For the past few weeks, Matthew Bartlett (TuksWrestling) has been in a constant battle to get the numbers on his bathroom scale to drop, but his real fight will start over the weekend when he steps onto the mats to compete at the South African wrestling trials in Secunda.
The 20-year old wrestler has set himself two goals for the season. The first is to qualify to compete at the African Junior Championships in Tunisia (26-31 March). In the past, he got oh so close to winning that coveted gold medal. Unfortunately, mistakes at crucial times meant he had to settle for silver on four occasions. It is the last time he is competing as a junior.
The Tuks wrestler is not one to do things in half measures.

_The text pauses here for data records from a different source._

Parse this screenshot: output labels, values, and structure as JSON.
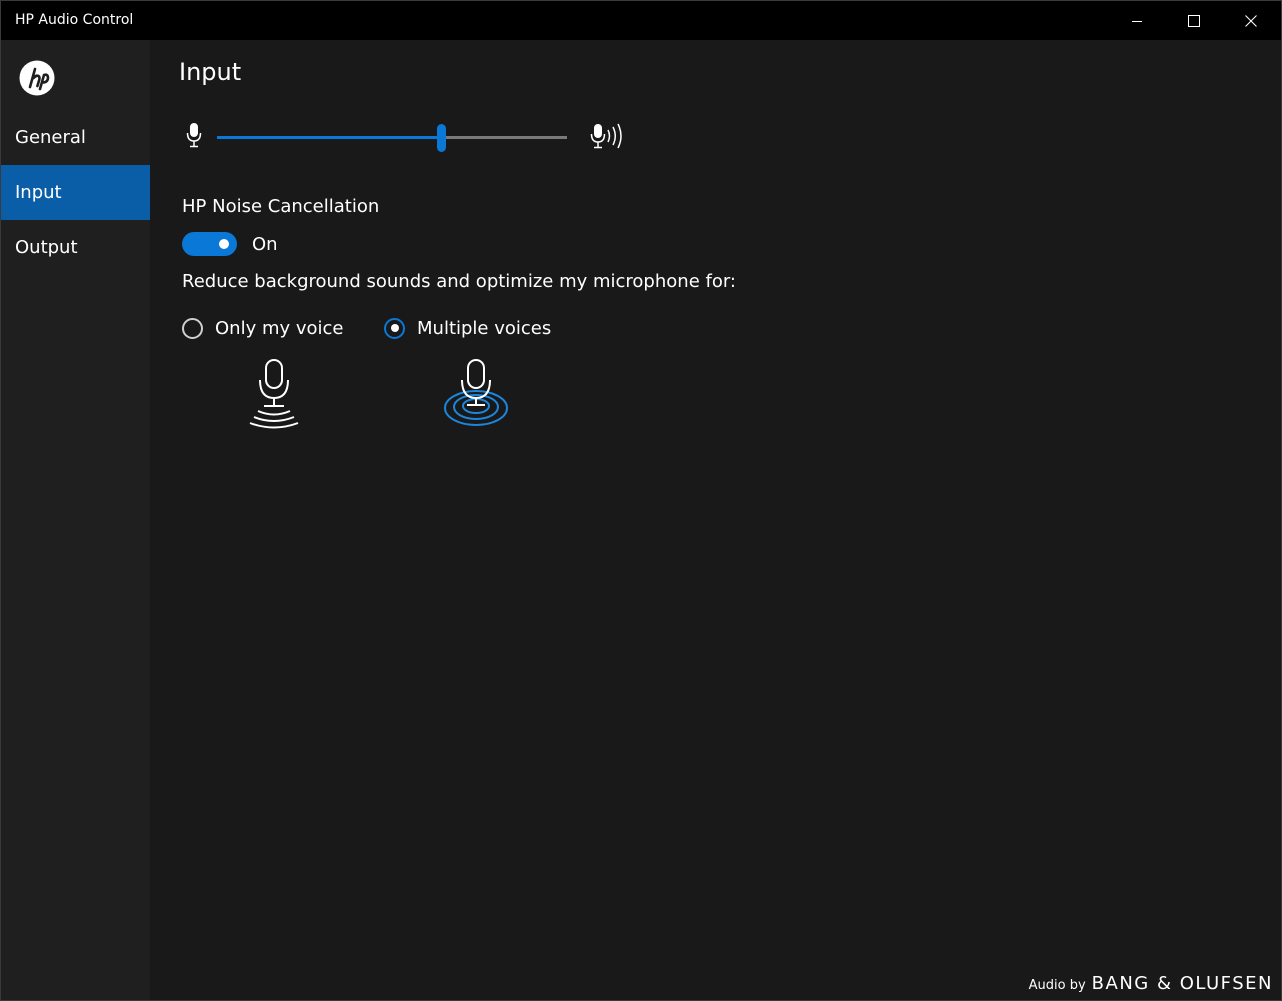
{
  "window": {
    "title": "HP Audio Control"
  },
  "sidebar": {
    "items": [
      {
        "label": "General",
        "active": false
      },
      {
        "label": "Input",
        "active": true
      },
      {
        "label": "Output",
        "active": false
      }
    ]
  },
  "main": {
    "title": "Input",
    "volume": {
      "level": 0.64
    },
    "noise_cancellation": {
      "label": "HP Noise Cancellation",
      "toggle_state": "On",
      "enabled": true
    },
    "optimize": {
      "description": "Reduce background sounds and optimize my microphone for:",
      "options": [
        {
          "label": "Only my voice",
          "selected": false,
          "icon": "mic-single-voice-icon"
        },
        {
          "label": "Multiple voices",
          "selected": true,
          "icon": "mic-multiple-voices-icon"
        }
      ]
    }
  },
  "footer": {
    "prefix": "Audio by",
    "brand": "BANG & OLUFSEN"
  },
  "colors": {
    "accent": "#0a78d7",
    "nav_active": "#0a5ea8",
    "background": "#191919",
    "titlebar": "#000000"
  }
}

There is nothing he relishes more than a good challenge that is why he is also going to compete in the senior trials with the hope of that he might even be selected to represent South Africa at the All African Games in Morocco as well. He is of the opinion that the experience he will gain in doing so can stand him to good stead in his quest to try and qualify for next year’s Olympic Games.

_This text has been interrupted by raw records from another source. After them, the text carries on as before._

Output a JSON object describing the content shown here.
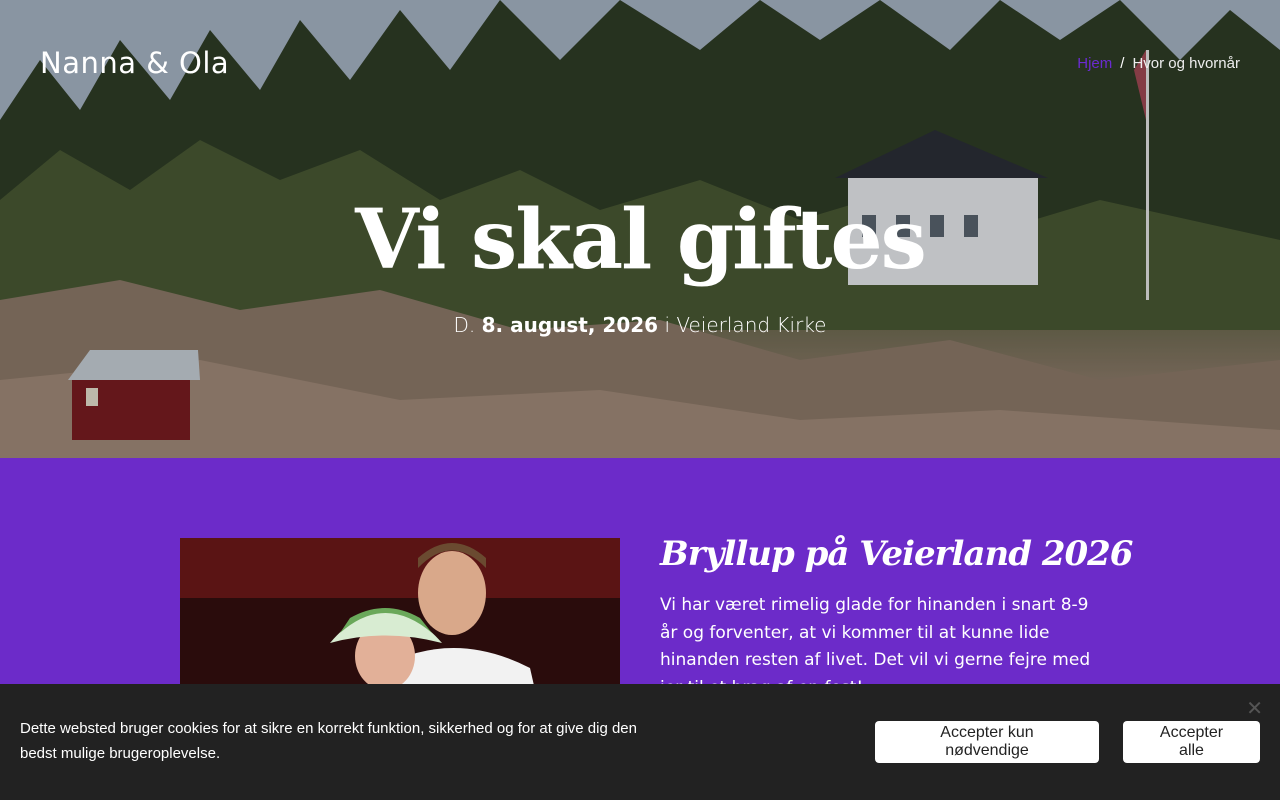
{
  "header": {
    "brand": "Nanna & Ola",
    "breadcrumb": {
      "home": "Hjem",
      "separator": "/",
      "current": "Hvor og hvornår"
    }
  },
  "hero": {
    "title": "Vi skal giftes",
    "subtitle_prefix": "D.",
    "date": "8. august, 2026",
    "subtitle_mid": "i",
    "place": "Veierland Kirke"
  },
  "section": {
    "title": "Bryllup på Veierland 2026",
    "body": "Vi har været rimelig glade for hinanden i snart 8-9 år og forventer, at vi kommer til at kunne lide hinanden resten af livet. Det vil vi gerne fejre med jer til et brag af en fest!"
  },
  "cookie": {
    "text": "Dette websted bruger cookies for at sikre en korrekt funktion, sikkerhed og for at give dig den bedst mulige brugeroplevelse.",
    "close": "✕",
    "btn_necessary": "Accepter kun nødvendige",
    "btn_all": "Accepter alle"
  },
  "colors": {
    "section_bg": "#6c2bc9",
    "cookie_bg": "#222222",
    "link": "#6a2bd0"
  }
}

Bartlett is actually still on the road to recovery after undergoing an ankle operation at the end of last year just after competing at the World Junior Championships. He only seriously started training in January again.
The time away from the wrestling mats had an unfortunate consequence. His weight ballooned to about 86 kilograms. Many would consider this to be a real problem considering he competes in the under-74kg category. However, he is not too fazed about it.

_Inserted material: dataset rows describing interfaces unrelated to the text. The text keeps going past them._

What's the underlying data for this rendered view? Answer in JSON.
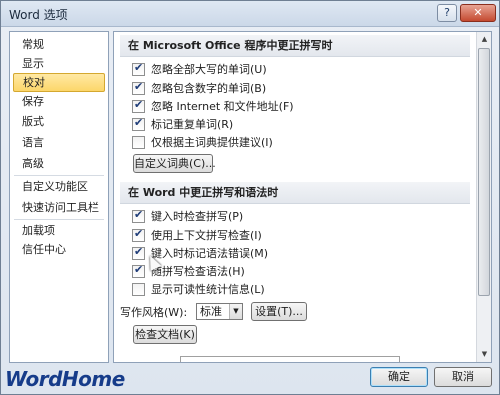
{
  "window": {
    "title": "Word 选项",
    "help_label": "?",
    "close_label": "✕"
  },
  "nav": {
    "items": [
      {
        "label": "常规"
      },
      {
        "label": "显示"
      },
      {
        "label": "校对",
        "active": true
      },
      {
        "label": "保存"
      },
      {
        "label": "版式"
      },
      {
        "label": "语言"
      },
      {
        "label": "高级"
      },
      {
        "label": "自定义功能区"
      },
      {
        "label": "快速访问工具栏"
      },
      {
        "label": "加载项"
      },
      {
        "label": "信任中心"
      }
    ]
  },
  "office_section": {
    "header": "在 Microsoft Office 程序中更正拼写时",
    "options": [
      {
        "label": "忽略全部大写的单词(U)",
        "checked": true
      },
      {
        "label": "忽略包含数字的单词(B)",
        "checked": true
      },
      {
        "label": "忽略 Internet 和文件地址(F)",
        "checked": true
      },
      {
        "label": "标记重复单词(R)",
        "checked": true
      },
      {
        "label": "仅根据主词典提供建议(I)",
        "checked": false
      }
    ],
    "custom_dict_button": "自定义词典(C)..."
  },
  "word_section": {
    "header": "在 Word 中更正拼写和语法时",
    "options": [
      {
        "label": "键入时检查拼写(P)",
        "checked": true
      },
      {
        "label": "使用上下文拼写检查(I)",
        "checked": true
      },
      {
        "label": "键入时标记语法错误(M)",
        "checked": true
      },
      {
        "label": "随拼写检查语法(H)",
        "checked": true
      },
      {
        "label": "显示可读性统计信息(L)",
        "checked": false
      }
    ],
    "writing_style_label": "写作风格(W):",
    "writing_style_value": "标准",
    "settings_button": "设置(T)...",
    "recheck_button": "检查文档(K)"
  },
  "footer": {
    "ok_label": "确定",
    "cancel_label": "取消"
  },
  "watermark": "WordHome",
  "colors": {
    "accent": "#fcd66a",
    "watermark": "#163c8a",
    "close": "#c44a30"
  }
}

“If there is one thing wrestling taught me it is discipline and self-perseverance. I have been doing the Banting diet which makes losing weight easy.”
About maybe not being entirely fighting fit Bartlett said that his philosophy about wrestling might be his saving grace.
“For me, wrestling will always be about finding a balance being physically strong as well as being clever. At the moment I might not be as strong and as fit as I wanted to be which means I might have to outsmart my opponents. Next time I compete, it might be the other way around. I also don’t believe that there is ever such a thing as an easy fight. So I don’t underestimate anyone,” explained the Tuks wrestler.
Some wrestlers tend to refer to Bartlett as being part of the South Africa wrestling “royalty” because his whole family is involved. His dad and mom both serve on the South African Wrestling Federation management committee.
Bartlett is proud of his parent’s involvement especially as it all started because they were so passionate about supporting him. Unfortunately, it also has definite drawbacks.
“I believe I got to work twice as hard as any other wrestler to justify any selection for national teams as I don’t want people to claim that I got an unfair advantage due to my parents’ influence. In a way, it is not a bad thing.”